“Papuans can only sit, watch and listen. We were told that with Otsus would come tens of trillions [of rupiah], but it has never been enjoyed by Papuans, not once even in 10 years.”
However Ferry says it is not only Jakarta that is to blame.
“The central government and the local government are responsible for the failure of Otsus. Even after 10 years we’re still left behind in poverty,” he said.
The solution, Papuan provincial lawmaker Ruben Magai says, is to conduct a complete evaluation of strengths and weaknesses and for the national government to open a dialogue with the Papua public.
“I think dialogue is one solution to evaluate the failure of Otsus. And in the future, when implementing Otsus, the government must involve the various Papuan leaders who were strident pro-independence speakers before Otsus was introduced to respond to their demands,” Ruben said.
Despite being a lawmaker himself, Ruben agrees Otsus money is going missing at the governmental level.
“The money’s not being wasted by the people. It is down to the officials who are responsible for implementing Otsus,” he said.
Churchman Neles Tebay of the Papua Peace Network believes a key reason for the failure of Special Autonomy is that the concept did not come out of a dialogue, and hence the Papuan people feel no sense of ownership of it.
Neles points out that there is no clear goal for Otsus, nor has there ever been any evaluation. “Otsus has no targets, even though it has a specified period of 25 years, which is why its implementation is completely vague.”
Neles believes that since even the central government lacks a sense of ownership for the scheme, the only solution is to start at the beginning.

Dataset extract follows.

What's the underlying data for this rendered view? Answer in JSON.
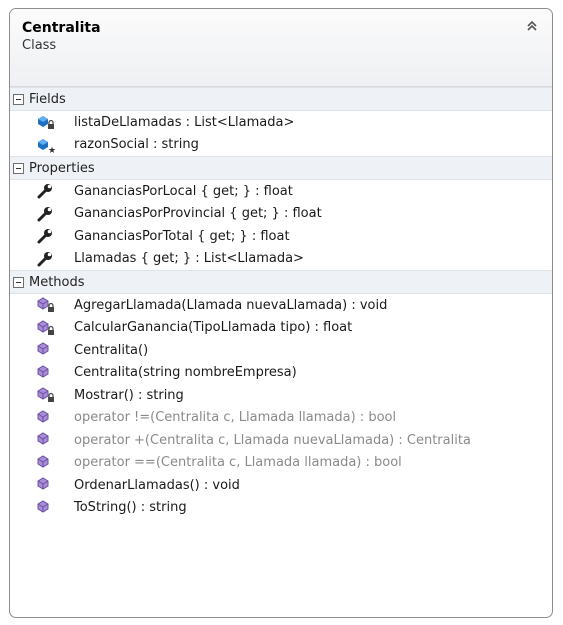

“Everyone has to sit down, find the reasons for failure, and the solutions, without blaming one another,” he said.
By Ulma Haryanto & Banjir Ambarita, Jakarta Globe